Last week I attended a lecture by Professor Charles Munn OBE on banking at Augustine United Church, the last of the series put on to mark Augustine’s 150th anniversary. In it Professor Munn, whose academic career centred on the history of banking in Scotland, made clear that our current problems differ only in scale from the periodic banking crises that have always marked that industry’s activities (and which are a very common plot device in nineteenth century novels) and that changes in regulatory regime designed to favour customers over a perceived anti-competitive cartel are an important part of the story.
In informal discussion after the lecture someone remarked that the Kingdom of God would not be delivered through the market and it struck me that I wasn’t at all sure that was so. Pursuing that line of thought reminded me of a problem with the use made of the Biblical record on economic matters and of my recurrent thought that everyone who wants to think seriously about these matters should read at least one or two of Iain M Banks’ “Culture” novels, a loosely linked series of science fiction books set in the distant future.
I can’t cover all this ground in a single post and have any hope that anybody would read it to the end but I’ll try a brief outline of why I think they’re linked.
One way of thinking about markets is as a way of regulating and distributing access to scarce resources, where scarcity is defined as there being less supply than the maximum possible demand. That is to say when there’s less of something than would be consumed if everybody got as much as they would take if it were freely available then that something is “scarce” in this sense, which means that almost everything is scarce.

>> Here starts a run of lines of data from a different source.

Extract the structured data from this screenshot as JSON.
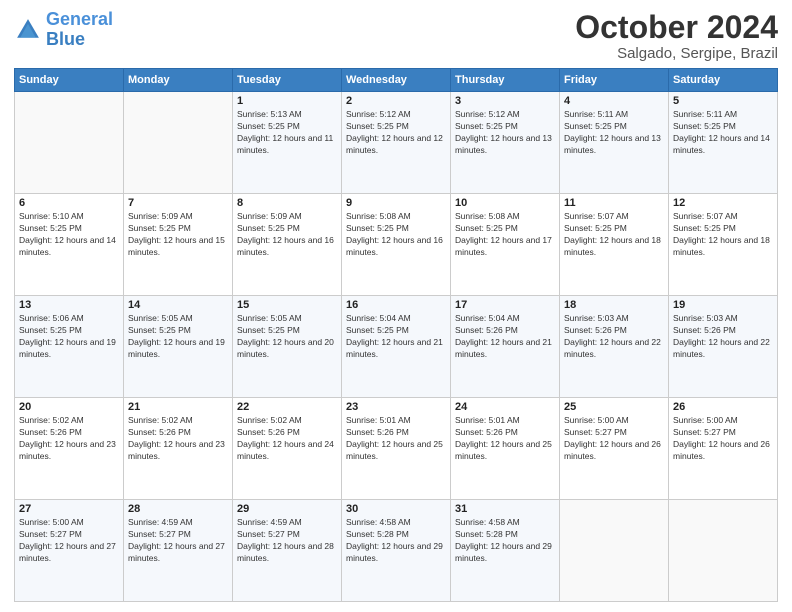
{
  "logo": {
    "line1": "General",
    "line2": "Blue"
  },
  "title": "October 2024",
  "subtitle": "Salgado, Sergipe, Brazil",
  "weekdays": [
    "Sunday",
    "Monday",
    "Tuesday",
    "Wednesday",
    "Thursday",
    "Friday",
    "Saturday"
  ],
  "weeks": [
    [
      {
        "day": "",
        "info": ""
      },
      {
        "day": "",
        "info": ""
      },
      {
        "day": "1",
        "info": "Sunrise: 5:13 AM\nSunset: 5:25 PM\nDaylight: 12 hours and 11 minutes."
      },
      {
        "day": "2",
        "info": "Sunrise: 5:12 AM\nSunset: 5:25 PM\nDaylight: 12 hours and 12 minutes."
      },
      {
        "day": "3",
        "info": "Sunrise: 5:12 AM\nSunset: 5:25 PM\nDaylight: 12 hours and 13 minutes."
      },
      {
        "day": "4",
        "info": "Sunrise: 5:11 AM\nSunset: 5:25 PM\nDaylight: 12 hours and 13 minutes."
      },
      {
        "day": "5",
        "info": "Sunrise: 5:11 AM\nSunset: 5:25 PM\nDaylight: 12 hours and 14 minutes."
      }
    ],
    [
      {
        "day": "6",
        "info": "Sunrise: 5:10 AM\nSunset: 5:25 PM\nDaylight: 12 hours and 14 minutes."
      },
      {
        "day": "7",
        "info": "Sunrise: 5:09 AM\nSunset: 5:25 PM\nDaylight: 12 hours and 15 minutes."
      },
      {
        "day": "8",
        "info": "Sunrise: 5:09 AM\nSunset: 5:25 PM\nDaylight: 12 hours and 16 minutes."
      },
      {
        "day": "9",
        "info": "Sunrise: 5:08 AM\nSunset: 5:25 PM\nDaylight: 12 hours and 16 minutes."
      },
      {
        "day": "10",
        "info": "Sunrise: 5:08 AM\nSunset: 5:25 PM\nDaylight: 12 hours and 17 minutes."
      },
      {
        "day": "11",
        "info": "Sunrise: 5:07 AM\nSunset: 5:25 PM\nDaylight: 12 hours and 18 minutes."
      },
      {
        "day": "12",
        "info": "Sunrise: 5:07 AM\nSunset: 5:25 PM\nDaylight: 12 hours and 18 minutes."
      }
    ],
    [
      {
        "day": "13",
        "info": "Sunrise: 5:06 AM\nSunset: 5:25 PM\nDaylight: 12 hours and 19 minutes."
      },
      {
        "day": "14",
        "info": "Sunrise: 5:05 AM\nSunset: 5:25 PM\nDaylight: 12 hours and 19 minutes."
      },
      {
        "day": "15",
        "info": "Sunrise: 5:05 AM\nSunset: 5:25 PM\nDaylight: 12 hours and 20 minutes."
      },
      {
        "day": "16",
        "info": "Sunrise: 5:04 AM\nSunset: 5:25 PM\nDaylight: 12 hours and 21 minutes."
      },
      {
        "day": "17",
        "info": "Sunrise: 5:04 AM\nSunset: 5:26 PM\nDaylight: 12 hours and 21 minutes."
      },
      {
        "day": "18",
        "info": "Sunrise: 5:03 AM\nSunset: 5:26 PM\nDaylight: 12 hours and 22 minutes."
      },
      {
        "day": "19",
        "info": "Sunrise: 5:03 AM\nSunset: 5:26 PM\nDaylight: 12 hours and 22 minutes."
      }
    ],
    [
      {
        "day": "20",
        "info": "Sunrise: 5:02 AM\nSunset: 5:26 PM\nDaylight: 12 hours and 23 minutes."
      },
      {
        "day": "21",
        "info": "Sunrise: 5:02 AM\nSunset: 5:26 PM\nDaylight: 12 hours and 23 minutes."
      },
      {
        "day": "22",
        "info": "Sunrise: 5:02 AM\nSunset: 5:26 PM\nDaylight: 12 hours and 24 minutes."
      },
      {
        "day": "23",
        "info": "Sunrise: 5:01 AM\nSunset: 5:26 PM\nDaylight: 12 hours and 25 minutes."
      },
      {
        "day": "24",
        "info": "Sunrise: 5:01 AM\nSunset: 5:26 PM\nDaylight: 12 hours and 25 minutes."
      },
      {
        "day": "25",
        "info": "Sunrise: 5:00 AM\nSunset: 5:27 PM\nDaylight: 12 hours and 26 minutes."
      },
      {
        "day": "26",
        "info": "Sunrise: 5:00 AM\nSunset: 5:27 PM\nDaylight: 12 hours and 26 minutes."
      }
    ],
    [
      {
        "day": "27",
        "info": "Sunrise: 5:00 AM\nSunset: 5:27 PM\nDaylight: 12 hours and 27 minutes."
      },
      {
        "day": "28",
        "info": "Sunrise: 4:59 AM\nSunset: 5:27 PM\nDaylight: 12 hours and 27 minutes."
      },
      {
        "day": "29",
        "info": "Sunrise: 4:59 AM\nSunset: 5:27 PM\nDaylight: 12 hours and 28 minutes."
      },
      {
        "day": "30",
        "info": "Sunrise: 4:58 AM\nSunset: 5:28 PM\nDaylight: 12 hours and 29 minutes."
      },
      {
        "day": "31",
        "info": "Sunrise: 4:58 AM\nSunset: 5:28 PM\nDaylight: 12 hours and 29 minutes."
      },
      {
        "day": "",
        "info": ""
      },
      {
        "day": "",
        "info": ""
      }
    ]
  ]
}
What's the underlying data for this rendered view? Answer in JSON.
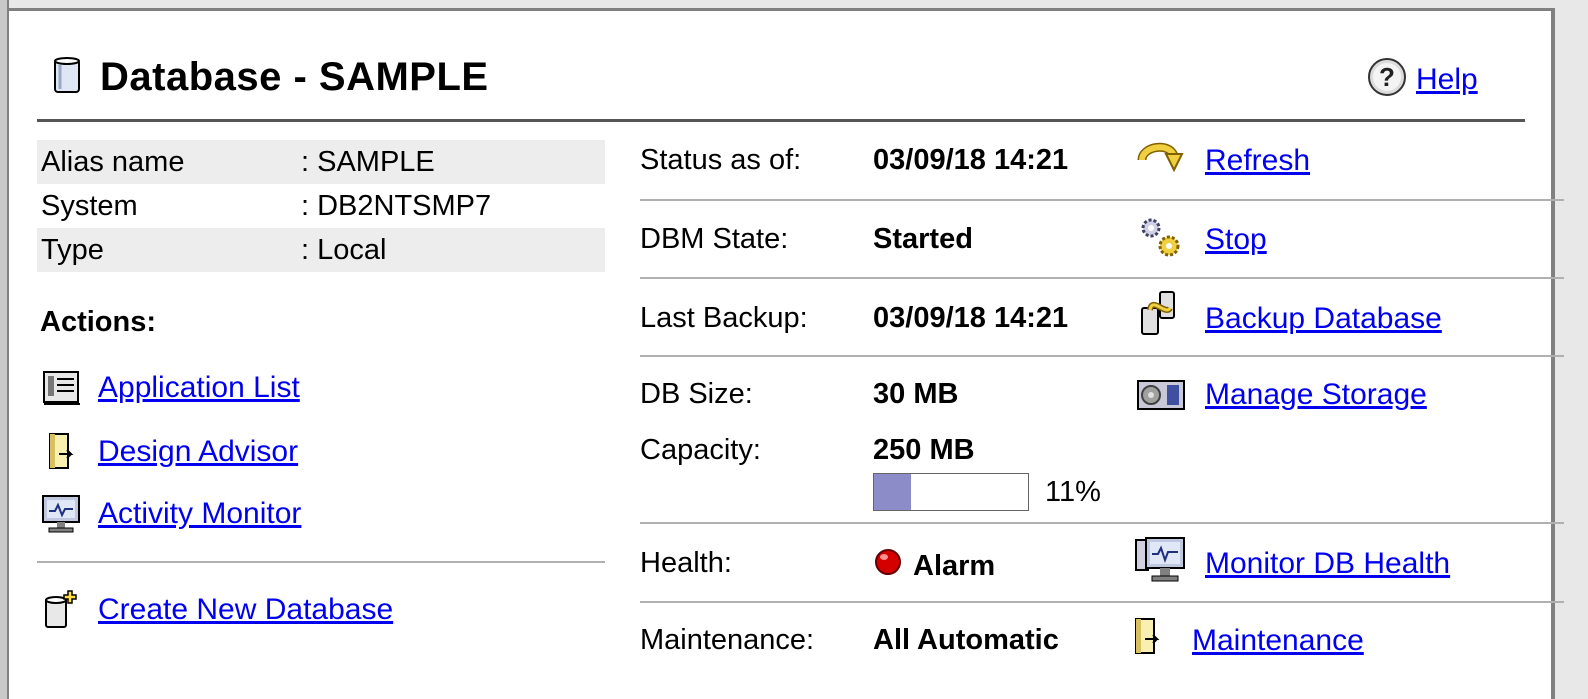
{
  "header": {
    "title": "Database - SAMPLE",
    "help_label": "Help"
  },
  "info": {
    "rows": [
      {
        "label": "Alias name",
        "value": ": SAMPLE"
      },
      {
        "label": "System",
        "value": ": DB2NTSMP7"
      },
      {
        "label": "Type",
        "value": ": Local"
      }
    ]
  },
  "actions": {
    "heading": "Actions:",
    "items": [
      {
        "label": "Application List",
        "icon": "application-list-icon"
      },
      {
        "label": "Design Advisor",
        "icon": "design-advisor-icon"
      },
      {
        "label": "Activity Monitor",
        "icon": "activity-monitor-icon"
      }
    ],
    "create_label": "Create New Database"
  },
  "status": {
    "status_label": "Status as of:",
    "status_value": "03/09/18 14:21",
    "refresh_label": "Refresh",
    "dbm_label": "DBM State:",
    "dbm_value": "Started",
    "stop_label": "Stop",
    "backup_label": "Last Backup:",
    "backup_value": "03/09/18 14:21",
    "backup_link": "Backup Database",
    "size_label": "DB Size:",
    "size_value": "30 MB",
    "storage_link": "Manage Storage",
    "capacity_label": "Capacity:",
    "capacity_value": "250 MB",
    "capacity_percent": 11,
    "capacity_percent_text": "11%",
    "health_label": "Health:",
    "health_value": "Alarm",
    "health_color": "#d40000",
    "health_link": "Monitor DB Health",
    "maint_label": "Maintenance:",
    "maint_value": "All Automatic",
    "maint_link": "Maintenance"
  },
  "colors": {
    "link": "#0000ee",
    "bar_fill": "#8c8cc8",
    "row_shade": "#ededed"
  }
}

Where there is scarcity then some system has to be put in place to distribute the limited amount of whatever it is. Markets fulfil this social purpose by allowing everybody who has something in scarce supply (for most of us for most of the time this is our ability to work) to sell it to somebody who has in turn sold something else to raise the money to buy it. A process of supply and demand sets the levels both of production and consumption via the establishment of an equilibrium price at which the market in that good “clears” (in the technical language of neo-classical economics).
Before the advent of modern capitalism at the end of the middle ages access to scarce resources in Europe was determined primarily through a combination of customary law and naked force.
What should be noted here is that the emergence of capitalism enabled unprecedented and astonishing rises in the levels of productivity in all the factors of production. Through the combination of freedom of economic action and competition (relatively) free and open markets innovation developed techniques that massively expanded what was possible.
Some people doubt that this was altogether a good thing, but I am not one of these doubters. I regard the way we live now as pretty straightforwardly better than the way people lived in the 13th Century and have as little doubt about this as I do about anything,
This explosion of creativity was enabled by the market and as the mechanisms of this began to be understood Adam Smith famously wrote of the market’s “hidden hand” in language surely consciously echoing 18th Century doctrines of Providence. It is very unfashionable now to link Providence and the ways in which the mechanisms of the market operate to discover and exploit opportunities for advance, but maybe there is something in this.
To understand why it’s worth thinking about what Iain Banks is up to with his Culture books, which are consistently intelligent about social theory and deeply concerned with religion (if not always friendly to it). In them Banks makes the most sustained attempt I know of to imagine what a post-scarcity social world would have to look like and how it would operate. He invokes technological advance to create a social world in which nothing is limited in supply, even land.
This possibility relies on the kind of driving of productive power that has only ever come about through the operation of a capitalist economy (of which, incidentally banks are an absolutely indispensable part).
My question is whether the end of scarcity is a necessary characteristic of the realised Kingdom of God? If so the evidence of history would seem to indicate that the market is the only mechanism with any hope of delivering it. (The other way of ending scarcity is through the limitation of demand to meet supply, maybe something to discuss another time but suffice it to say I think it’s a bad idea).
Any properly theological account of all this needs to link these considerations of economics with the Biblical witness, which seems to presuppose a very different vision of economic life and production. The Old Testament mostly seems to presume a view of land as the overwhelmingly central factor and of land ownership as conferred directly by God to Israel and distributed to tribes and families within Israel in patterns of use/ownership that are fixed and unchanging. Change of ownership is only temporary and in principle all land should revert to those to whom God has granted it.
The vision of the Kingdom of God that emerges from this is the famous one found in Isaiah and Micah in which everyone enjoys the produce of their own piece of land in undisturbed and peaceful possession.
Our options seem to be: a) to think seriously about how to make this vision fit with a dynamic and evolving order in which an advanced division of labour is the only way to achieve levels of productivity that can support our population and standard of life; b) to urge a return to levels of population and consumption consistent with subsistence farming; or c) abandon the Old Testament witness.
I think that for any Christian serious about engaging with the problems of the modern world a) is the only acceptable path and for me it may well involve accepting that (using Smith’s hidden hand) the market is indeed the instrument God is using to advance the Kingdom.